**Interface dataset entries**
---+---
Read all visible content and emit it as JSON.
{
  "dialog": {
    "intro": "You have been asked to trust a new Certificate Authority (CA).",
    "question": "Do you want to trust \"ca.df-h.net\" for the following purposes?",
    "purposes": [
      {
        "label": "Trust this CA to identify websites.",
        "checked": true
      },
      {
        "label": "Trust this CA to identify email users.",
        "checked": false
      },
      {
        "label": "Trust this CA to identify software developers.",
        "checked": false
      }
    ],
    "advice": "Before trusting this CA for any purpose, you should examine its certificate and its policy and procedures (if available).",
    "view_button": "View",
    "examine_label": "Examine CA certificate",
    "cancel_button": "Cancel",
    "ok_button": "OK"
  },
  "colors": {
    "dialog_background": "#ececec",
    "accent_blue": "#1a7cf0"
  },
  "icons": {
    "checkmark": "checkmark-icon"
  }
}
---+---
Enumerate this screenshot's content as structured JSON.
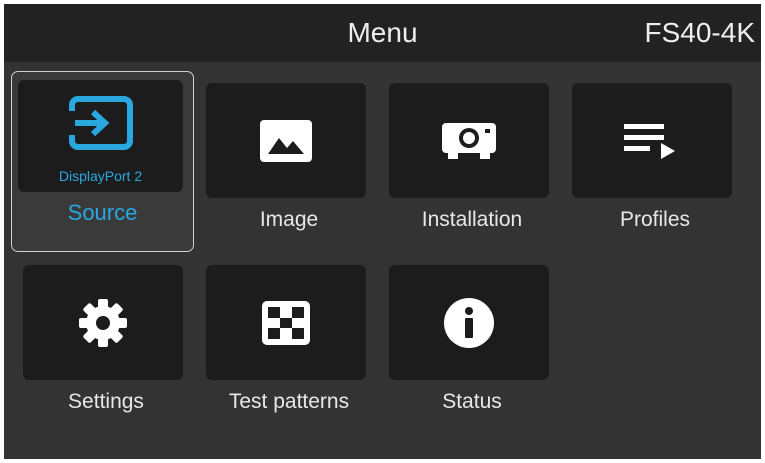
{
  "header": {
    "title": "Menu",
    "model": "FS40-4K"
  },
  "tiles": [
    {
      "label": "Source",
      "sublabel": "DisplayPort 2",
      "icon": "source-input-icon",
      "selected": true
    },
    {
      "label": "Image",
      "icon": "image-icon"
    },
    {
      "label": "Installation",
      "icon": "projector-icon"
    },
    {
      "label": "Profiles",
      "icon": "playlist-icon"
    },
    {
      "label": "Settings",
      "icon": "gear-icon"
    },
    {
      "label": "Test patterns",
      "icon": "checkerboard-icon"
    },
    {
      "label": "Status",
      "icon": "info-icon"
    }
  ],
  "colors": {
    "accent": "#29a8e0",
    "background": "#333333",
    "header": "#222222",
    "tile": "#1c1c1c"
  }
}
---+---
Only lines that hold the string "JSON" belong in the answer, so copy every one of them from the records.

Read all visible content and emit it as JSON.
Enumerate this screenshot's content as structured JSON.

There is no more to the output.